30. Sting, “Fortress Around Your Heart” (1985)
For all the showy jazzy flourishes and adult-contemporary slickness on the Police man’s mega-selling solo debut, The Dream of the Blue Turtles, the album’s most potent and powerful track evoked the artful stadium rock of his former band’s acrimonious final years. Sadly, he’d only get mellower as the years wore on—though, to be fair, he was wide awake during The Police’s rapturously received reunion tour in 2007 and 2008.
29. Chris Cornell, “You Know My Name” (2006) As Paul McCartney & Wings already proved (see elsewhere on this list), subtlety has never had a place in a James Bond theme song. That’s a fact the late Soundgarden and Audioslave frontman clearly took to heart when he went for broke on this gloriously bruising and bombastic accompaniment for Daniel Craig’s first foray as 007 in Casino Royale.
28. Keith Richards, “Take It So Hard” (1988)
What with the band’s much-mythologized levels of dysfunction at times, it’s remarkable that The Rolling Stones have always been the main creative focus for the two men known as Glimmer Twins. Then again, Mick Jagger got a very clear signal how fans wanted it when his two ultra-slick solo albums stiffed in the ’80s. As you might expect, Keith Richards’ extracurriculars are far more endearingly ragged, none more so than this combination of weathered rasp and the kind of guitar riff he probably used in a hundred Stones songs already. But it works just fine anyway.
27. Sandy Denny, “It’ll Take a Long Time” (1972)
The queen of the English folk-rock scene before her death in 1978, Sandy Denny had an incalculable influence on Angel Olsen, Laura Marling, Joanna Newsom, and many more talents of the present day. With her former Fairport Convention partner Richard Thompson providing the soaring and swooping lead guitar, Denny created one of her most indelible songs with the opener from Sandy, her second and finest solo album.
26. Brian Wilson, “Love and Mercy” (1988)
Later used as the title for the surprisingly solid biopic about The Beach Boys’ troubled genius, “Love and Mercy” was stunning proof that all of Brian Wilson’s personal woes had not cost him his powers. Sure, the late-’80s production values rob his first solo single of some of the warmth from his Pet Sounds peak. But the gorgeous melody and multi-tracked vocal harmonies makes this plea for kindness and understanding all the more powerful.

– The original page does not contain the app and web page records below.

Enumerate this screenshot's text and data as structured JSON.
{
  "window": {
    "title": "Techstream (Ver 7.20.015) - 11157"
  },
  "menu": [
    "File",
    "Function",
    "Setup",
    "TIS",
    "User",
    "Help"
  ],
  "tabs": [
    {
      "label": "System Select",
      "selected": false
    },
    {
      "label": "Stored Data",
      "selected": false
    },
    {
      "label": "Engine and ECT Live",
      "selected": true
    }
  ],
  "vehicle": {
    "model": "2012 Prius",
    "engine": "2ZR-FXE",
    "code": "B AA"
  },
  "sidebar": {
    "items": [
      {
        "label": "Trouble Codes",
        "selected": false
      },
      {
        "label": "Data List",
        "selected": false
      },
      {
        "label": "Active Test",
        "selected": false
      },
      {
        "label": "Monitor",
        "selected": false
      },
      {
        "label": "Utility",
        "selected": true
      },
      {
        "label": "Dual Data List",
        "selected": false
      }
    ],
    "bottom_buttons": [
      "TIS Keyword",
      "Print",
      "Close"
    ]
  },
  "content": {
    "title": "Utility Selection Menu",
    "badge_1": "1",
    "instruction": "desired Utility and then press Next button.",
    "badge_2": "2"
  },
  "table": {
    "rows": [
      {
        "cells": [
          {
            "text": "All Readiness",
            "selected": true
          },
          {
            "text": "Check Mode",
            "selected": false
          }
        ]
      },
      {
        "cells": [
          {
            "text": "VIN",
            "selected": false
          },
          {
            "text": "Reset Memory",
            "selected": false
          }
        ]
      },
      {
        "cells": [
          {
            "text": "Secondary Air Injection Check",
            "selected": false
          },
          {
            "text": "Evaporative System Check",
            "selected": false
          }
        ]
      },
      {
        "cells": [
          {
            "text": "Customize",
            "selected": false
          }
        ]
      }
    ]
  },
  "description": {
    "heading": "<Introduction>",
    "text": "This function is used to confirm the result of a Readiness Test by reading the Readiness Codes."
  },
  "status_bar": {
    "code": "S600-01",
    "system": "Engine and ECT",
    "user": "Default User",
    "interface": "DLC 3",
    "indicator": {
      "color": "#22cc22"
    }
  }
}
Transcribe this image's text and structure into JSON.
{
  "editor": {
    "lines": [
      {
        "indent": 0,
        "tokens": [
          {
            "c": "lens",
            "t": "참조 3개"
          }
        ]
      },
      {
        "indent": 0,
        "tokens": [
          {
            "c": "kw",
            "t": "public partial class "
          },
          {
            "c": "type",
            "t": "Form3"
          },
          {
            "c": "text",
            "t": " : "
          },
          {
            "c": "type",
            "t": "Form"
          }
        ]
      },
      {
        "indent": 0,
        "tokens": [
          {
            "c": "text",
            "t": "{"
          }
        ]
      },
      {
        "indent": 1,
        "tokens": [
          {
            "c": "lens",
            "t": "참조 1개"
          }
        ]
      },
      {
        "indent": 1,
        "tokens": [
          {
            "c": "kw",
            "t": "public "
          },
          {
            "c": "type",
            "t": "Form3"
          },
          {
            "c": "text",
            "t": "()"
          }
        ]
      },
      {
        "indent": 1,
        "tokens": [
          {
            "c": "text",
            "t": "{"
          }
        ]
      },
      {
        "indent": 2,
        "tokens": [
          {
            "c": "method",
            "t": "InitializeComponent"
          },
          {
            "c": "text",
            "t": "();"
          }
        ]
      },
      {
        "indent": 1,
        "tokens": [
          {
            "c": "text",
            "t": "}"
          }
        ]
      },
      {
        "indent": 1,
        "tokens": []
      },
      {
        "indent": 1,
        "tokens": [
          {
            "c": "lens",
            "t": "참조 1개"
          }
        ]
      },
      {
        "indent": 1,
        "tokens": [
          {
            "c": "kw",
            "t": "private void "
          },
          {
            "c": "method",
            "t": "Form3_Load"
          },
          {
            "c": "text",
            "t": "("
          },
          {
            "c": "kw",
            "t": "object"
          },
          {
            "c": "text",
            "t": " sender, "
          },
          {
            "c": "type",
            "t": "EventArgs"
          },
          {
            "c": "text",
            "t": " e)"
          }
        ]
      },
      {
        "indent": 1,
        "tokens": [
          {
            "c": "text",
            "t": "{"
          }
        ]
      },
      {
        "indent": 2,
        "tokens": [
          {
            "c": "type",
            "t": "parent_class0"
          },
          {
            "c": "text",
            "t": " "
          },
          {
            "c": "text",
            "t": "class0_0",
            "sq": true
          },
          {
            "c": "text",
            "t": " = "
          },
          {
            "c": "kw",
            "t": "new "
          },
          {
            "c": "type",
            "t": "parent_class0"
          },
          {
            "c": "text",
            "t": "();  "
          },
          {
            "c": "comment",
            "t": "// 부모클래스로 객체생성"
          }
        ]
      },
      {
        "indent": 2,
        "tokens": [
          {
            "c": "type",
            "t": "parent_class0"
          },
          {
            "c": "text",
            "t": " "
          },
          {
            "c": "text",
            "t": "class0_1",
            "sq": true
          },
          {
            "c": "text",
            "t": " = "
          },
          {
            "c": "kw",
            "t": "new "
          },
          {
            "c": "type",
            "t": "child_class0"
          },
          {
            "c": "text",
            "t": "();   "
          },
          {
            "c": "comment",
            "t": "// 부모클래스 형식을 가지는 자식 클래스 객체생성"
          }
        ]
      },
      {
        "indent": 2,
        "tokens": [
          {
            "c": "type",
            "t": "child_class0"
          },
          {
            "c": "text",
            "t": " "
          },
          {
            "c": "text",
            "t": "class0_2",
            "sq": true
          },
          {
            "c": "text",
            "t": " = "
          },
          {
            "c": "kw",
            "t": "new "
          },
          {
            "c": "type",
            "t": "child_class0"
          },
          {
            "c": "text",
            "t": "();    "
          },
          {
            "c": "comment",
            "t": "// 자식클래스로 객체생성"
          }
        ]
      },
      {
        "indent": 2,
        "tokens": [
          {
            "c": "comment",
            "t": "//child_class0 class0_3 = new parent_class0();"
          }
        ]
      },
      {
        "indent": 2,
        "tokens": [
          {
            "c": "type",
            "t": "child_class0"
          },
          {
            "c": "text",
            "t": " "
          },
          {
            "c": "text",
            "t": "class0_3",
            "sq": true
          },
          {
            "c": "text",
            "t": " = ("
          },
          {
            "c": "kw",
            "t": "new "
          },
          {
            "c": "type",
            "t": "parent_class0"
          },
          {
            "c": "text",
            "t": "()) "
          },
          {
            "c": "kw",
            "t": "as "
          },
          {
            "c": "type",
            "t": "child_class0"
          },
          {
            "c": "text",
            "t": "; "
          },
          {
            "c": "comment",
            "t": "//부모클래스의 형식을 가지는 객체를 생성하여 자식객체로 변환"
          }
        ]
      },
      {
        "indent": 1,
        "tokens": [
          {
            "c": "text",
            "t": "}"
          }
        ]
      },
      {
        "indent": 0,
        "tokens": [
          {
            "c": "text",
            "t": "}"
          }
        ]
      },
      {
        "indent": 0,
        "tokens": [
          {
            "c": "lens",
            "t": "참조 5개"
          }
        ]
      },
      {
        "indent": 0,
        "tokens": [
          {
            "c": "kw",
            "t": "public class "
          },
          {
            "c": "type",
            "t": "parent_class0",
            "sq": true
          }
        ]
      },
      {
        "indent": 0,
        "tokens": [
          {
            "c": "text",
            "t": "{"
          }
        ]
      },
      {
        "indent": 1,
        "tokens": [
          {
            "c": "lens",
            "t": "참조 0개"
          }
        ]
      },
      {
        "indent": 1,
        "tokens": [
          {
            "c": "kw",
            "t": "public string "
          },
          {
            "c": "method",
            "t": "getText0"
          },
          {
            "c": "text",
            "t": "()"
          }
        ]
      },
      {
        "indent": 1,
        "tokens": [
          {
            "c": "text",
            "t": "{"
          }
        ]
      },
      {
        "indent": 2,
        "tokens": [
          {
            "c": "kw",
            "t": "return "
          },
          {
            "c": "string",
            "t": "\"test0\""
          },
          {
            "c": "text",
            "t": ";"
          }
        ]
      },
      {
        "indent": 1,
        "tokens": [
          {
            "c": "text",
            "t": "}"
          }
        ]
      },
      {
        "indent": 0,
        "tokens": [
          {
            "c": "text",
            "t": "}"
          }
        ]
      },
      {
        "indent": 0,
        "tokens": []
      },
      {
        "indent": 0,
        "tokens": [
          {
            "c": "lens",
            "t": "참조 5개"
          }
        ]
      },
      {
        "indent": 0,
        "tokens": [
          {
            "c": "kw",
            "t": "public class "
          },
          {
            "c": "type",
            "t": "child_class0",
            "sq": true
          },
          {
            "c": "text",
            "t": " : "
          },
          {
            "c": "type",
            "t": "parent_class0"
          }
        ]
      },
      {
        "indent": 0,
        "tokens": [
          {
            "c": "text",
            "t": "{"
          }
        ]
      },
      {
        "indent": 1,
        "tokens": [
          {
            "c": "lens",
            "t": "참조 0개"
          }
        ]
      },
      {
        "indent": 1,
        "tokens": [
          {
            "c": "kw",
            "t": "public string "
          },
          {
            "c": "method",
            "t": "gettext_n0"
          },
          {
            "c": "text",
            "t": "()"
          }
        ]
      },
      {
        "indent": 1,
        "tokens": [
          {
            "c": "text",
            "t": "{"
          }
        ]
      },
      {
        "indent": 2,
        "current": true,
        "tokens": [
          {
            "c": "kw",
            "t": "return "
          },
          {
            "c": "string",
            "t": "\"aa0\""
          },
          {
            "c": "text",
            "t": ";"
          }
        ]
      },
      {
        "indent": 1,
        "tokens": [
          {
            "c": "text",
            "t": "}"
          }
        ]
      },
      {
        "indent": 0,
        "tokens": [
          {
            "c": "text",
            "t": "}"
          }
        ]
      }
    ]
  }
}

25. Thom Yorke, “Harrowdown Hill” (2006)
Thanks to Jonny Greenwood’s film scores for Paul Thomas Anderson (including the forthcoming Phantom Thread), plus Philip Selway’s strong solo outings, Radiohead have built up a sturdy reputation for high-quality extracurricular activities. Naturally, Yorke’s efforts have gotten the most attention, even though he’s used them to burrow deeper into the eerie electronic abstractions of Kid A. The angriest and most unnerving song on The Eraser was inspired by David Kelly, a scientist who killed himself due to the pressures he suffered after blowing the whistle on the cooked-up evidence of Iraq’s weapons of mass destruction. “They just want me gone,” Yorke moans over lonely beats and a suitably skeletal guitar part.
24. George Harrison, “What Is Life” (1970)
Originally stuck on the B-side to “My Sweet Lord” before becoming a hit in its own right, this is the most buoyant showcase of the Quiet One’s penchant for big sham-a-lama choruses, spiritual-minded sentiments. and the kind of bracingly badass guitar licks that always give a steely edge to the beardiest Beatle’s shaggiest solo songs.
23. Gwen Stefani, “Hollaback Girl” (2004)
By the time Stefani assembled her all-star team of producers and writers for 2004’s Love. Angel. Music. Baby., No Doubt’s spiky blend of ska, punk, and pop already seemed like a distant memory. But it was hard to begrudge Stefani her commercial ambitions in the face of the unbridled awesomeness of this masterful match-up with The Neptunes. Cheerleading practice would never be the same again.
22. Eddie Vedder, “Out of Sand” (2017)
During his almost three-decade tenure with Pearl Jam, Eddie Vedder has rarely ventured outside the fold. Indeed, his solo endeavors were limited to his somber soundtrack for Sean Penn’s Into the Wild and a low-key 2011 album that demonstrated his love of the ukulele. Maybe that’s why it had so much impact to see him alone on stage at The Roadhouse on Twin Peaks: The Return. The fact that he performs this stark folk ballad under his real name of Edward Louis Severson is the scene’s strangest (and therefore most Lynchian) touch, right up until Audrey starts dancing.
21. Lou Reed, “Satellite of Love” (1972)
Originally written during the dying days of The Velvet Underground, this was revived when David Bowie and his management set out to make Lou Reed the star they believed he could be. They made good on that bet with “Walk on the Wild Side,” but “Satellite of Love” shines the brightest now, with its combination of Tin Pan Alley hooks, sardonic humor, and glam-era fabulosity.